True-crime writing is at a crossroads. Ever since Truman Capote's In Cold Blood (published in 1966), there has been a market for deeply researched, literary true-crime hardcovers that are usually several years in the making. But because of the proliferation of tabloid television, made-for TV movies, and "insta-books," it is increasingly difficult to whet the appetite of an already saturated readership. This primer on writing true crime, by Tom Byrnes, reflects just that schism: while the book's focus is on the writing of lengthy, novelistic true crime, the editors interviewed lean decidedly toward those books written and published seemingly overnight.
Still, Writing Bestselling True Crime and Suspense is a fine introduction to the genre, with advice strewn throughout from the likes of Ann Rule (The Stranger Beside Me), Harry MacLean (In Broad Daylight), and Jack Olsen (Son: A Psychopath and His Victims). True crime takes a certain type of writer, one willing to face years of research, hundreds of interviews (some with psychopathic murderers), hours of tedious testimony, plenty of hanging around waiting for people to say something interesting, and possible death threats (but, hey, they're usually from people already on death row). And the writing itself is complicated. "No matter how bad the crime was or how bad the criminal was," says author Jaye Fletcher (A Perfect Gentleman), "describing the crime itself only takes four pages.
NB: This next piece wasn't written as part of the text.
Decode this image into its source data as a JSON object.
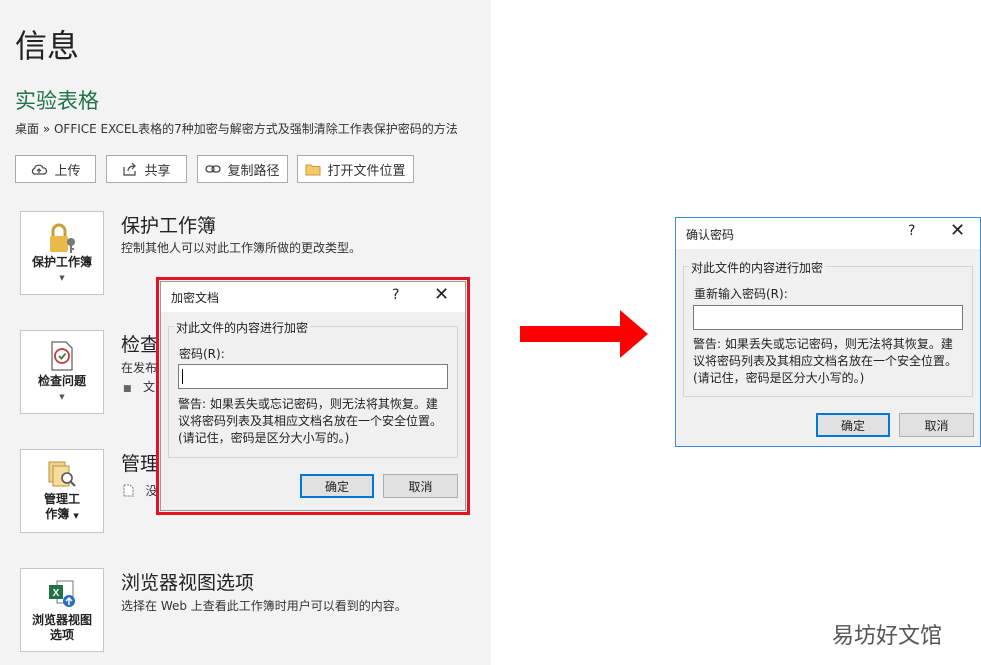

So what do you do with the other four hundred?" If you can figure that out, you'll find, as Byrnes says, that "crime does pay--especially if you are a writer." --Jane Steinberg [via]